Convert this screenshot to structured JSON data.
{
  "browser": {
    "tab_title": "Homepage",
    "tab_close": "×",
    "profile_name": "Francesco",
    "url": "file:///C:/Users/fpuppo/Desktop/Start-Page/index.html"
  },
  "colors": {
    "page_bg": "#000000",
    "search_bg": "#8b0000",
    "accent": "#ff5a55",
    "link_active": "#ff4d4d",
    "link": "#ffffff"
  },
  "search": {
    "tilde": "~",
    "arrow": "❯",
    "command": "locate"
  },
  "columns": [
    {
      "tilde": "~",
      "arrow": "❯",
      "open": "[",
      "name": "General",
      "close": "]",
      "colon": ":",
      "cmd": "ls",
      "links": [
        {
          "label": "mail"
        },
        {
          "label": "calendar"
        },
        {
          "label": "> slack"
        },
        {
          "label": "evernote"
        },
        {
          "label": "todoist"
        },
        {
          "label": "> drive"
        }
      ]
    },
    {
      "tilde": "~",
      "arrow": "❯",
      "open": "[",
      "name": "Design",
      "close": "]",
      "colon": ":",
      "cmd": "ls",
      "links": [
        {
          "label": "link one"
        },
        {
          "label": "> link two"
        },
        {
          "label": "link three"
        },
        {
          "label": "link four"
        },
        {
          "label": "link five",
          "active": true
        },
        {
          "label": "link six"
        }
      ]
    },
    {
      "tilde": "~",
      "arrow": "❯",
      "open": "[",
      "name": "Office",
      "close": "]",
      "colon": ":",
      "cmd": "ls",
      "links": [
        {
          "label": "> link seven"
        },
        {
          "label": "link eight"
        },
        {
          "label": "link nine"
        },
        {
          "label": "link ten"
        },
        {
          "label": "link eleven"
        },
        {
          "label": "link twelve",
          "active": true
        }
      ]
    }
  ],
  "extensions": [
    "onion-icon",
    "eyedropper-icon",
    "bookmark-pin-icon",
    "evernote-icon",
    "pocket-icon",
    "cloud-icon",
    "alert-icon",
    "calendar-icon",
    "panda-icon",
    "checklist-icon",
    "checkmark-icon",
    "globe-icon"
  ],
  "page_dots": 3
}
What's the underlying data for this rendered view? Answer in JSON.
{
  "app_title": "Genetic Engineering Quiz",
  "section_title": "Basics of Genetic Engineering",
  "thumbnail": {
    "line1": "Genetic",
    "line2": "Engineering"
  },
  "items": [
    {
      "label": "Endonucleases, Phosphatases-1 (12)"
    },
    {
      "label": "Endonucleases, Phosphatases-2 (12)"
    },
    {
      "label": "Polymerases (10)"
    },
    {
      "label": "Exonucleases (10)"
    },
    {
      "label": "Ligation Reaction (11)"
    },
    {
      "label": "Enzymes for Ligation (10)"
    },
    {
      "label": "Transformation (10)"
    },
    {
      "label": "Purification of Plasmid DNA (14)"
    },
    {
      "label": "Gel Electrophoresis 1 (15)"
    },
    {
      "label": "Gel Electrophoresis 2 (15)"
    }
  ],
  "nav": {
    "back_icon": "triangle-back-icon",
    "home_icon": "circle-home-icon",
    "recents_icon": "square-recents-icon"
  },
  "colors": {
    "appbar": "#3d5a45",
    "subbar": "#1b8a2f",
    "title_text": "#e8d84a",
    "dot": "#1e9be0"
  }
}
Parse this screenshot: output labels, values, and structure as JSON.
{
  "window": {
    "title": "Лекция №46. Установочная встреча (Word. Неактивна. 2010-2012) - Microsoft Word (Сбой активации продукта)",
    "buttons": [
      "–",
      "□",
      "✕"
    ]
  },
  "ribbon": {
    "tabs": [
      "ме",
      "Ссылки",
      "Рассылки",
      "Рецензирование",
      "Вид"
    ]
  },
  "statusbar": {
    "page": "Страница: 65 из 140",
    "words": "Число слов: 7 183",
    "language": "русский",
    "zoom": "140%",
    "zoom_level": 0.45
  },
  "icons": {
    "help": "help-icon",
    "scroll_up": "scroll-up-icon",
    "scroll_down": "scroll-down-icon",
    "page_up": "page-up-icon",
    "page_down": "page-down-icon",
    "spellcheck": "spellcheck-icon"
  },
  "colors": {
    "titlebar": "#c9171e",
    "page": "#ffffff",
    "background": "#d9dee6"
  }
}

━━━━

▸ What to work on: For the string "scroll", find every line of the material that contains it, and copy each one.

▸ Task answer:
    "scroll_up": "scroll-up-icon",
    "scroll_down": "scroll-down-icon",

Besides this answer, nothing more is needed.